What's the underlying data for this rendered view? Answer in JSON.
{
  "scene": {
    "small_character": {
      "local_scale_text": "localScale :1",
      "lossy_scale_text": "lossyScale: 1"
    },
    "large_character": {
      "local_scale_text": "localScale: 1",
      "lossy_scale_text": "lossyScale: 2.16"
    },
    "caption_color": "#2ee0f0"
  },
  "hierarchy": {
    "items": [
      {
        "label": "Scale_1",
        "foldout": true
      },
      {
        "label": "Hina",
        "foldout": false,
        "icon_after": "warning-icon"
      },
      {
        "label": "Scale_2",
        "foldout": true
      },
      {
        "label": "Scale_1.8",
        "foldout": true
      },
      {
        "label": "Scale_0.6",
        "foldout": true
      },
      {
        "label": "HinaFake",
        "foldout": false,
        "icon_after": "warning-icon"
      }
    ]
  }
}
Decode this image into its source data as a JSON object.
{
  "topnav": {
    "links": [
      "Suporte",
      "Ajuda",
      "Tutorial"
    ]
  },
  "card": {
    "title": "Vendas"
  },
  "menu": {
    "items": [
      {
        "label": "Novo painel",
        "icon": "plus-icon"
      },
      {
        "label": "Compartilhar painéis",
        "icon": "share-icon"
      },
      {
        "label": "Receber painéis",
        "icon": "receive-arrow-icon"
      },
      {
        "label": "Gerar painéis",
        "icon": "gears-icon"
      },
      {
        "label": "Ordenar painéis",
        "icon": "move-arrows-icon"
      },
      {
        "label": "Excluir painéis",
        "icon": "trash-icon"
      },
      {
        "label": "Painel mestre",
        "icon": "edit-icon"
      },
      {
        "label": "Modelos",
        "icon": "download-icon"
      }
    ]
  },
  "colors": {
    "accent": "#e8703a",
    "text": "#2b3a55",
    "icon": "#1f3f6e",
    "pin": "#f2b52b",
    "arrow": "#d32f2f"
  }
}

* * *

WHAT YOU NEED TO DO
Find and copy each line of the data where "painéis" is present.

ANSWER BOX
        "label": "Compartilhar painéis",
        "label": "Receber painéis",
        "label": "Gerar painéis",
        "label": "Ordenar painéis",
        "label": "Excluir painéis",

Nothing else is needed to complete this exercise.